India suggests Pakistan ways to expedite 2008 Mumbai attack probe
Swarup said that if Pakistan is serious about bringing to justice the perpetrators of the attack, it must act on India's suggestions.
New Delhi: Foreign Secretary S Jaishankar has written to his Pakistani counterpart suggesting ways to expedite trial in the 2008 Mumbai terror attack case in the neighbouring country but is yet to get a response.
Jaishankar wrote the letter on 6 September which was hand-delivered by the Indian High Commissioner in Islamabad on 9 September, MEA spokesperson Vikas Swarup said.
Swarup said that if Pakistan is serious about bringing to justice the perpetrators of the attack, it must act on the suggestions as the entire strike was planned from Pakistan, was carried out by Pakistani nationals and all evidence are in Pakistan.
Noting that the trial in Pakistan has not progressed expeditiously although it will be eight years soon since the dastardly attack, Swarup said, "In order to bring the guilty to book, our Foreign Secretary has recently written to his counterpart in Pakistan suggesting ways in which the trial could be expedited through cooperation through the legal channel."
He said the step was prompted by the delay in bringing to book the persons in Pakistan responsible for the Mumbai terror attack.
"As you know, the entire attack was planned from Pakistan, was perpetrated by Pakistani nationals, all the evidence are in Pakistan, but eight years have passed and trial is happening at a snail's pace," he said.
Swarup said the country's focus is to check terrorism and the government wants to bring the Mumbai case trial to expeditious conclusion.

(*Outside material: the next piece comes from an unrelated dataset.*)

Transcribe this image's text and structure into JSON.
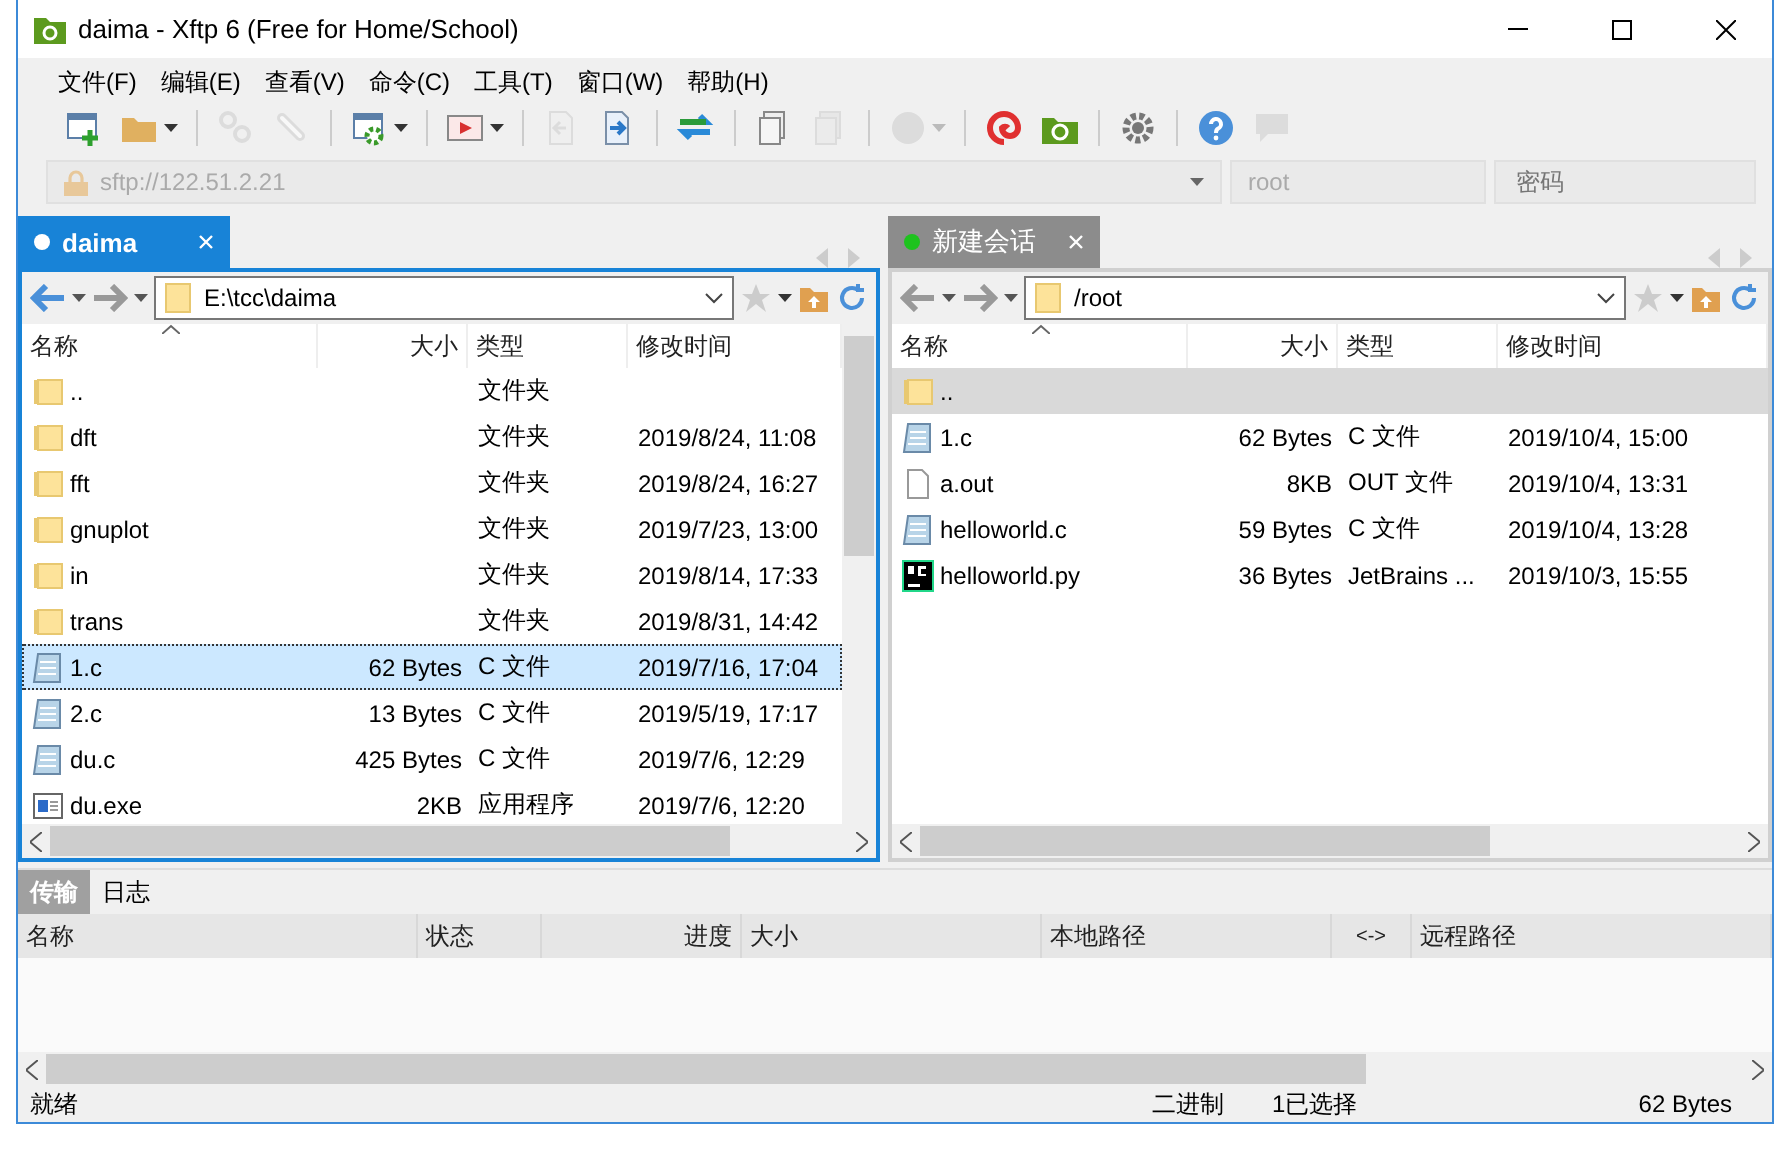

"We are prepared to offer suggestions on how it can be done through the proper legal channels," he said.
Asked if India has heard back, he said, "No".
On September 9, a former Lashkar operative arrested by Pakistan for his involvement in the 2008 terror attack was acquitted.
Pakistan's Federal Investigation Agency said that "no allegation has been proved against" Sufayan Zafar, who was accused of financing Rs 14,800 for the attack and providing Rs 3.98 crore to co-accused Shahid Jameel Riaz prior to the attack.
Zafar was hiding after being declared proclaimed offender in the Mumbai case. He was arrested early last month from his hideout in Khyber-Pakhtunkhwa province.
A resident of Gujrawala district of Punjab, approximately 80 km from Lahore, Zafar was among 21 absconding suspects wanted in this high-profile case.
Six suspects -- Abdul Wajid, Mazhar Iqbal, Hammad Amin Sadiq, Shahid Jameel Riaz, Jamil Ahmed and Younus Anjum -- have been lodged in the Adiyala Jail, Rawalpindi, since 2009 for abetment to murder, attempted murder, planning and executing the Mumbai attacks.
Prime suspect Lashkar-e-Taiba operations commander Zakiur Rehman Lakhvi, believed to be the mastermind of the Mumbai attacks, is in hiding after getting bail over a year ago.
166 people, including many foreigners, were killed in the 2008 Mumbai attack carried out by 10 Lashkar terrorists. Nine of the attackers were killed and lone survivor Ajmal Kasab was captured and later hanged in 2012.
Pakistan made a mistake by removing Sarfaraz Ahmed as captain, Mickey Arthur after 2019 WC, says Rashid Latif
Sarfaraz and Arthur had combined well to take Pakistan to the Champions Trophy title in 2017.
US Secretary of State Antony Blinken to begin two-day India visit today; COVID-19, Afghanistan, Quad in focus
The two sides are expected to focus on ways to augment trade and investment ties, besides looking at opportunities in healthcare, education, digital domains
US secretary of state Antony Blinken to meet Narendra Modi, S Jaishankar during India visit next week
The leaders will discuss a host of issues, including continued cooperation on COVID-19 response efforts, shared regional security interests and the climate crisis